• Work to complete:
Would you restate the listing word for word, with the images omitted?

• Supplied records:

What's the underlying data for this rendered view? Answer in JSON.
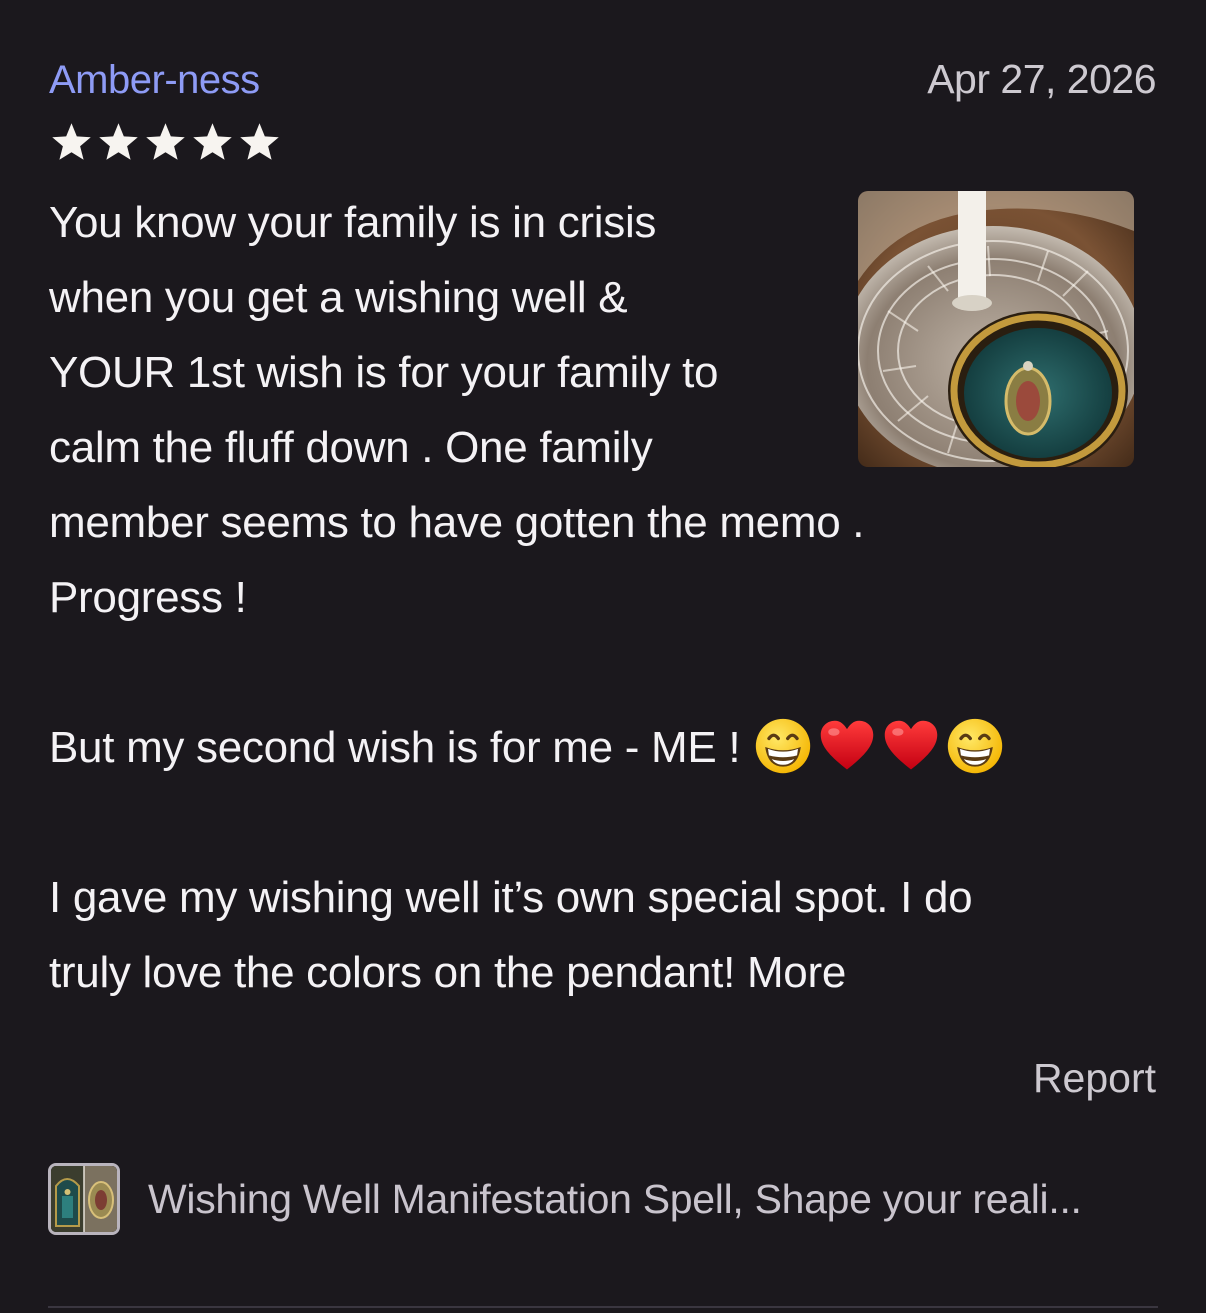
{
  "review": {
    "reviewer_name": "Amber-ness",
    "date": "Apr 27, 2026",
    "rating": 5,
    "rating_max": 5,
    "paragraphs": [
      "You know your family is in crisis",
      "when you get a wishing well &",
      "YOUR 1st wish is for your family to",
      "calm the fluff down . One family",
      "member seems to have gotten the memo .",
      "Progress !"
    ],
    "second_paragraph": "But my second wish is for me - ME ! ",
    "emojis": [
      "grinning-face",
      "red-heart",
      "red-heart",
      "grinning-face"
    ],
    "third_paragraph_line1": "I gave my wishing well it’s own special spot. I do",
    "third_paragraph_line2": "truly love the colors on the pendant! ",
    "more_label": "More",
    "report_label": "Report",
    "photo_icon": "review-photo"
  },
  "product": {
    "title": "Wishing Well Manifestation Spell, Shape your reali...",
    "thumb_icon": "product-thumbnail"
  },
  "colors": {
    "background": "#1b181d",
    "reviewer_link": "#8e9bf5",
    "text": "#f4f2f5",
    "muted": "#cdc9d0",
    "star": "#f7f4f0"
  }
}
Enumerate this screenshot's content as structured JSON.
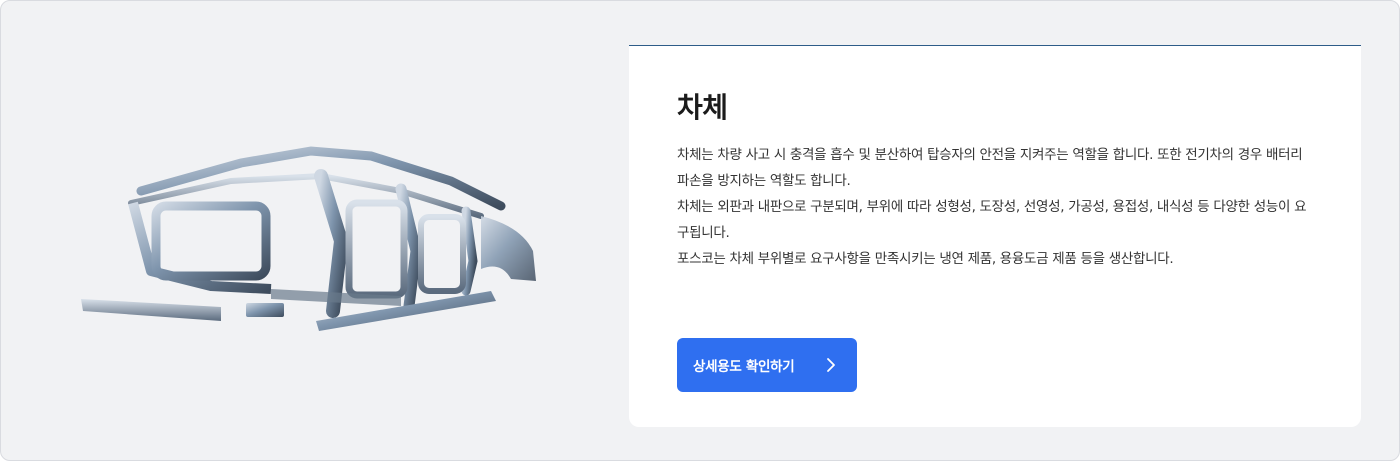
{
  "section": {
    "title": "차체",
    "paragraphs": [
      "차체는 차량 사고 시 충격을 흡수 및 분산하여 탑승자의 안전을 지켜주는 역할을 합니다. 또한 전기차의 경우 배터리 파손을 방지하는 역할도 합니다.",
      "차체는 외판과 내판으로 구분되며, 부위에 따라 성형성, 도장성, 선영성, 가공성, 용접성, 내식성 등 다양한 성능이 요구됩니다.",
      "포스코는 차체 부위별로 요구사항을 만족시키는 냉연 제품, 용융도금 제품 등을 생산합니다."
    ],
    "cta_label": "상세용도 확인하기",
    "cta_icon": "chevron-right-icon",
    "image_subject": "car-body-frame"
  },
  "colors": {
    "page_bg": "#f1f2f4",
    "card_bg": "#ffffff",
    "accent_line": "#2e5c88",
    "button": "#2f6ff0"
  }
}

• Response area:
What's the underlying data for this rendered view? Answer in JSON.
{
  "review": {
    "reviewer_name": "Amber-ness",
    "date": "Apr 27, 2026",
    "rating": 5,
    "rating_max": 5,
    "paragraphs": [
      "You know your family is in crisis",
      "when you get a wishing well &",
      "YOUR 1st wish is for your family to",
      "calm the fluff down . One family",
      "member seems to have gotten the memo .",
      "Progress !"
    ],
    "second_paragraph": "But my second wish is for me - ME ! ",
    "emojis": [
      "grinning-face",
      "red-heart",
      "red-heart",
      "grinning-face"
    ],
    "third_paragraph_line1": "I gave my wishing well it’s own special spot. I do",
    "third_paragraph_line2": "truly love the colors on the pendant! ",
    "more_label": "More",
    "report_label": "Report",
    "photo_icon": "review-photo"
  },
  "product": {
    "title": "Wishing Well Manifestation Spell, Shape your reali...",
    "thumb_icon": "product-thumbnail"
  },
  "colors": {
    "background": "#1b181d",
    "reviewer_link": "#8e9bf5",
    "text": "#f4f2f5",
    "muted": "#cdc9d0",
    "star": "#f7f4f0"
  }
}
Enumerate this screenshot's content as structured JSON.
{
  "section": {
    "title": "차체",
    "paragraphs": [
      "차체는 차량 사고 시 충격을 흡수 및 분산하여 탑승자의 안전을 지켜주는 역할을 합니다. 또한 전기차의 경우 배터리 파손을 방지하는 역할도 합니다.",
      "차체는 외판과 내판으로 구분되며, 부위에 따라 성형성, 도장성, 선영성, 가공성, 용접성, 내식성 등 다양한 성능이 요구됩니다.",
      "포스코는 차체 부위별로 요구사항을 만족시키는 냉연 제품, 용융도금 제품 등을 생산합니다."
    ],
    "cta_label": "상세용도 확인하기",
    "cta_icon": "chevron-right-icon",
    "image_subject": "car-body-frame"
  },
  "colors": {
    "page_bg": "#f1f2f4",
    "card_bg": "#ffffff",
    "accent_line": "#2e5c88",
    "button": "#2f6ff0"
  }
}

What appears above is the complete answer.